= Source material =
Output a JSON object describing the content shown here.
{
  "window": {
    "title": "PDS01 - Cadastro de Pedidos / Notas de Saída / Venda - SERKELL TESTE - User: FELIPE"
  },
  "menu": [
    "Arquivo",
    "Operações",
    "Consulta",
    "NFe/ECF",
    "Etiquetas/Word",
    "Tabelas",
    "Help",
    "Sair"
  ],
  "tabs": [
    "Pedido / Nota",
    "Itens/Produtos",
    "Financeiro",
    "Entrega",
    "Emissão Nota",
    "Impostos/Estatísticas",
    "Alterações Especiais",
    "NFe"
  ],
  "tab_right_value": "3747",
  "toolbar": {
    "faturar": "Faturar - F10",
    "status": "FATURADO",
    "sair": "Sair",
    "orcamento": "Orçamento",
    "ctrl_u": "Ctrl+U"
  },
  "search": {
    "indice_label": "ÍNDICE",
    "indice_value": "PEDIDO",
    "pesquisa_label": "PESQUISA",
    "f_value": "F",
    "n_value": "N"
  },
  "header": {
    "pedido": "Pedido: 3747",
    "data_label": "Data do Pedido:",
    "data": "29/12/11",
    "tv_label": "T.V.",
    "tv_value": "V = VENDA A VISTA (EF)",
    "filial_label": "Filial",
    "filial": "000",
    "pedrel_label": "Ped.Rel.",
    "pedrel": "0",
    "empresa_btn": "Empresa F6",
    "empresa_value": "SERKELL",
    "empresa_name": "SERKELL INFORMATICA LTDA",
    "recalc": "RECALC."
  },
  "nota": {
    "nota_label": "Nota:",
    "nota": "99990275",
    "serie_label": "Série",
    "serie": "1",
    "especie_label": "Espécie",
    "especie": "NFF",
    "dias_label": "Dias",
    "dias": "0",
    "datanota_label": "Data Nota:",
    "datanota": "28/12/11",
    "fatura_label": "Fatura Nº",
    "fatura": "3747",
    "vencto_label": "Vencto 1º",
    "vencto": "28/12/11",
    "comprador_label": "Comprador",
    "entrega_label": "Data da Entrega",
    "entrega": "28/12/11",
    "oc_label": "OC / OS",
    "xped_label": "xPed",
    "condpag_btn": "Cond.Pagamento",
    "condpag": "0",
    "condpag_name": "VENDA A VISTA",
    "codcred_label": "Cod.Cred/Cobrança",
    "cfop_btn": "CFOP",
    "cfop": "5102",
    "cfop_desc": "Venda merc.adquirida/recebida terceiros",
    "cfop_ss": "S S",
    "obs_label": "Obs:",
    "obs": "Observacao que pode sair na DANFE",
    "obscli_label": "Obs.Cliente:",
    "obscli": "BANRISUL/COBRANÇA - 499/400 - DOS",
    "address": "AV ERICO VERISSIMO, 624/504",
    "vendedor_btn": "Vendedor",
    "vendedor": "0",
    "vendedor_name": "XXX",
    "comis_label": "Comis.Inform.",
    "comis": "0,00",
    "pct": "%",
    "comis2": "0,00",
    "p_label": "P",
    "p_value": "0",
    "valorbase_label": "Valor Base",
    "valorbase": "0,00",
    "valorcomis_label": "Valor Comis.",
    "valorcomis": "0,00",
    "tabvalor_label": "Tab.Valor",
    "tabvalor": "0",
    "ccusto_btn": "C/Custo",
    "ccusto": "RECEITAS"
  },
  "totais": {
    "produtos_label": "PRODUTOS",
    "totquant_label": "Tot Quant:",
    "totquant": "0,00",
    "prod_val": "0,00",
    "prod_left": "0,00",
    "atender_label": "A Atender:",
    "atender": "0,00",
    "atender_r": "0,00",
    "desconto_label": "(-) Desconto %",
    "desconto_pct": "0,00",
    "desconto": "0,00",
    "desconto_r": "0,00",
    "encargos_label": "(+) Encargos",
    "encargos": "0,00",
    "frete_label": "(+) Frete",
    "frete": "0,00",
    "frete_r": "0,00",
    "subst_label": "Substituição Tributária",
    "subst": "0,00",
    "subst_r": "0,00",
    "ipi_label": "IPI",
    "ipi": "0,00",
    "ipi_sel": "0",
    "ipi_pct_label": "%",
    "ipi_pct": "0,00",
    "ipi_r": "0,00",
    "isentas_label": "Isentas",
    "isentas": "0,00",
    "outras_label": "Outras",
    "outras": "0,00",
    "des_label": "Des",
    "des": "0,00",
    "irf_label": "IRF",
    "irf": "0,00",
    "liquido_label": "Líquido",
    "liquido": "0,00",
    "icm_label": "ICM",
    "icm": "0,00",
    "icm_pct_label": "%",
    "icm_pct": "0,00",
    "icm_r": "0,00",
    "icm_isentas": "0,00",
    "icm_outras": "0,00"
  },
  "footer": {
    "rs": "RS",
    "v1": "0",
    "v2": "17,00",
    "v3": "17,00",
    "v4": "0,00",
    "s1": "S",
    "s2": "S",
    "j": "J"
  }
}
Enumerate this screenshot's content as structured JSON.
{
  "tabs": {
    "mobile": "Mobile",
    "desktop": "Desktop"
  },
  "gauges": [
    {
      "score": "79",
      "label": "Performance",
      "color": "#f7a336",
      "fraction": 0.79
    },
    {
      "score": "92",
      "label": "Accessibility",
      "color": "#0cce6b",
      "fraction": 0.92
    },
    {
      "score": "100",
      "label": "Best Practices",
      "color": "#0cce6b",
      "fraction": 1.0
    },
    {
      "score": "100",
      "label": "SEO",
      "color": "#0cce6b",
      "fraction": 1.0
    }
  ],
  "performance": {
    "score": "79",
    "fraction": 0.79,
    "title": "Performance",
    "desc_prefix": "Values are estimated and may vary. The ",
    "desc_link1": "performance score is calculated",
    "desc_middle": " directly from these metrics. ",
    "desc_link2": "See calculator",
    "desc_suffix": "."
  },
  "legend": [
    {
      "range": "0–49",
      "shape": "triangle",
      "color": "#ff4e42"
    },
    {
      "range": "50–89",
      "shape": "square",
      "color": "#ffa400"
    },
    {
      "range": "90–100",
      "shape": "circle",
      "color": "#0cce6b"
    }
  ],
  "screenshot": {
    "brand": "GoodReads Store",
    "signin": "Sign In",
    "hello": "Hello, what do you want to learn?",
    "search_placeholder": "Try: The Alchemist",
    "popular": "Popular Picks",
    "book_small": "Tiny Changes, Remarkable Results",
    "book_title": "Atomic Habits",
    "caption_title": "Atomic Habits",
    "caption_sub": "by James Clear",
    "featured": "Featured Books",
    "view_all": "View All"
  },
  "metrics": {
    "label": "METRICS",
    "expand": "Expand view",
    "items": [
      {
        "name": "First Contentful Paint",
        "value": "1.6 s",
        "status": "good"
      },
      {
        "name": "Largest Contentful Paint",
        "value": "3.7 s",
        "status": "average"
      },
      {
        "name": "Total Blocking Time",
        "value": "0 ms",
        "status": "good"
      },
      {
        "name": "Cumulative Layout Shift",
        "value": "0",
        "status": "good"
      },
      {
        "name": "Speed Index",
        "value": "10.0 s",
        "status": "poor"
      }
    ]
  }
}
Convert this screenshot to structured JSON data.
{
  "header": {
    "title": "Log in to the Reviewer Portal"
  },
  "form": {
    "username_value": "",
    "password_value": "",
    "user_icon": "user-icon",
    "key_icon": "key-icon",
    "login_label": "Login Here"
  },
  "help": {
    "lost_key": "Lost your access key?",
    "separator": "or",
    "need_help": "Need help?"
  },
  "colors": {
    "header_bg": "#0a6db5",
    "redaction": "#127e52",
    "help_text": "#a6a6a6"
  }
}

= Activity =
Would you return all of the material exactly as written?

= Finished task =
Output a JSON object describing the content shown here.
{
  "window": {
    "title": "PDS01 - Cadastro de Pedidos / Notas de Saída / Venda - SERKELL TESTE - User: FELIPE"
  },
  "menu": [
    "Arquivo",
    "Operações",
    "Consulta",
    "NFe/ECF",
    "Etiquetas/Word",
    "Tabelas",
    "Help",
    "Sair"
  ],
  "tabs": [
    "Pedido / Nota",
    "Itens/Produtos",
    "Financeiro",
    "Entrega",
    "Emissão Nota",
    "Impostos/Estatísticas",
    "Alterações Especiais",
    "NFe"
  ],
  "tab_right_value": "3747",
  "toolbar": {
    "faturar": "Faturar - F10",
    "status": "FATURADO",
    "sair": "Sair",
    "orcamento": "Orçamento",
    "ctrl_u": "Ctrl+U"
  },
  "search": {
    "indice_label": "ÍNDICE",
    "indice_value": "PEDIDO",
    "pesquisa_label": "PESQUISA",
    "f_value": "F",
    "n_value": "N"
  },
  "header": {
    "pedido": "Pedido: 3747",
    "data_label": "Data do Pedido:",
    "data": "29/12/11",
    "tv_label": "T.V.",
    "tv_value": "V = VENDA A VISTA (EF)",
    "filial_label": "Filial",
    "filial": "000",
    "pedrel_label": "Ped.Rel.",
    "pedrel": "0",
    "empresa_btn": "Empresa F6",
    "empresa_value": "SERKELL",
    "empresa_name": "SERKELL INFORMATICA LTDA",
    "recalc": "RECALC."
  },
  "nota": {
    "nota_label": "Nota:",
    "nota": "99990275",
    "serie_label": "Série",
    "serie": "1",
    "especie_label": "Espécie",
    "especie": "NFF",
    "dias_label": "Dias",
    "dias": "0",
    "datanota_label": "Data Nota:",
    "datanota": "28/12/11",
    "fatura_label": "Fatura Nº",
    "fatura": "3747",
    "vencto_label": "Vencto 1º",
    "vencto": "28/12/11",
    "comprador_label": "Comprador",
    "entrega_label": "Data da Entrega",
    "entrega": "28/12/11",
    "oc_label": "OC / OS",
    "xped_label": "xPed",
    "condpag_btn": "Cond.Pagamento",
    "condpag": "0",
    "condpag_name": "VENDA A VISTA",
    "codcred_label": "Cod.Cred/Cobrança",
    "cfop_btn": "CFOP",
    "cfop": "5102",
    "cfop_desc": "Venda merc.adquirida/recebida terceiros",
    "cfop_ss": "S S",
    "obs_label": "Obs:",
    "obs": "Observacao que pode sair na DANFE",
    "obscli_label": "Obs.Cliente:",
    "obscli": "BANRISUL/COBRANÇA - 499/400 - DOS",
    "address": "AV ERICO VERISSIMO, 624/504",
    "vendedor_btn": "Vendedor",
    "vendedor": "0",
    "vendedor_name": "XXX",
    "comis_label": "Comis.Inform.",
    "comis": "0,00",
    "pct": "%",
    "comis2": "0,00",
    "p_label": "P",
    "p_value": "0",
    "valorbase_label": "Valor Base",
    "valorbase": "0,00",
    "valorcomis_label": "Valor Comis.",
    "valorcomis": "0,00",
    "tabvalor_label": "Tab.Valor",
    "tabvalor": "0",
    "ccusto_btn": "C/Custo",
    "ccusto": "RECEITAS"
  },
  "totais": {
    "produtos_label": "PRODUTOS",
    "totquant_label": "Tot Quant:",
    "totquant": "0,00",
    "prod_val": "0,00",
    "prod_left": "0,00",
    "atender_label": "A Atender:",
    "atender": "0,00",
    "atender_r": "0,00",
    "desconto_label": "(-) Desconto %",
    "desconto_pct": "0,00",
    "desconto": "0,00",
    "desconto_r": "0,00",
    "encargos_label": "(+) Encargos",
    "encargos": "0,00",
    "frete_label": "(+) Frete",
    "frete": "0,00",
    "frete_r": "0,00",
    "subst_label": "Substituição Tributária",
    "subst": "0,00",
    "subst_r": "0,00",
    "ipi_label": "IPI",
    "ipi": "0,00",
    "ipi_sel": "0",
    "ipi_pct_label": "%",
    "ipi_pct": "0,00",
    "ipi_r": "0,00",
    "isentas_label": "Isentas",
    "isentas": "0,00",
    "outras_label": "Outras",
    "outras": "0,00",
    "des_label": "Des",
    "des": "0,00",
    "irf_label": "IRF",
    "irf": "0,00",
    "liquido_label": "Líquido",
    "liquido": "0,00",
    "icm_label": "ICM",
    "icm": "0,00",
    "icm_pct_label": "%",
    "icm_pct": "0,00",
    "icm_r": "0,00",
    "icm_isentas": "0,00",
    "icm_outras": "0,00"
  },
  "footer": {
    "rs": "RS",
    "v1": "0",
    "v2": "17,00",
    "v3": "17,00",
    "v4": "0,00",
    "s1": "S",
    "s2": "S",
    "j": "J"
  }
}
Enumerate this screenshot's content as structured JSON.
{
  "tabs": {
    "mobile": "Mobile",
    "desktop": "Desktop"
  },
  "gauges": [
    {
      "score": "79",
      "label": "Performance",
      "color": "#f7a336",
      "fraction": 0.79
    },
    {
      "score": "92",
      "label": "Accessibility",
      "color": "#0cce6b",
      "fraction": 0.92
    },
    {
      "score": "100",
      "label": "Best Practices",
      "color": "#0cce6b",
      "fraction": 1.0
    },
    {
      "score": "100",
      "label": "SEO",
      "color": "#0cce6b",
      "fraction": 1.0
    }
  ],
  "performance": {
    "score": "79",
    "fraction": 0.79,
    "title": "Performance",
    "desc_prefix": "Values are estimated and may vary. The ",
    "desc_link1": "performance score is calculated",
    "desc_middle": " directly from these metrics. ",
    "desc_link2": "See calculator",
    "desc_suffix": "."
  },
  "legend": [
    {
      "range": "0–49",
      "shape": "triangle",
      "color": "#ff4e42"
    },
    {
      "range": "50–89",
      "shape": "square",
      "color": "#ffa400"
    },
    {
      "range": "90–100",
      "shape": "circle",
      "color": "#0cce6b"
    }
  ],
  "screenshot": {
    "brand": "GoodReads Store",
    "signin": "Sign In",
    "hello": "Hello, what do you want to learn?",
    "search_placeholder": "Try: The Alchemist",
    "popular": "Popular Picks",
    "book_small": "Tiny Changes, Remarkable Results",
    "book_title": "Atomic Habits",
    "caption_title": "Atomic Habits",
    "caption_sub": "by James Clear",
    "featured": "Featured Books",
    "view_all": "View All"
  },
  "metrics": {
    "label": "METRICS",
    "expand": "Expand view",
    "items": [
      {
        "name": "First Contentful Paint",
        "value": "1.6 s",
        "status": "good"
      },
      {
        "name": "Largest Contentful Paint",
        "value": "3.7 s",
        "status": "average"
      },
      {
        "name": "Total Blocking Time",
        "value": "0 ms",
        "status": "good"
      },
      {
        "name": "Cumulative Layout Shift",
        "value": "0",
        "status": "good"
      },
      {
        "name": "Speed Index",
        "value": "10.0 s",
        "status": "poor"
      }
    ]
  }
}
Convert this screenshot to structured JSON data.
{
  "header": {
    "title": "Log in to the Reviewer Portal"
  },
  "form": {
    "username_value": "",
    "password_value": "",
    "user_icon": "user-icon",
    "key_icon": "key-icon",
    "login_label": "Login Here"
  },
  "help": {
    "lost_key": "Lost your access key?",
    "separator": "or",
    "need_help": "Need help?"
  },
  "colors": {
    "header_bg": "#0a6db5",
    "redaction": "#127e52",
    "help_text": "#a6a6a6"
  }
}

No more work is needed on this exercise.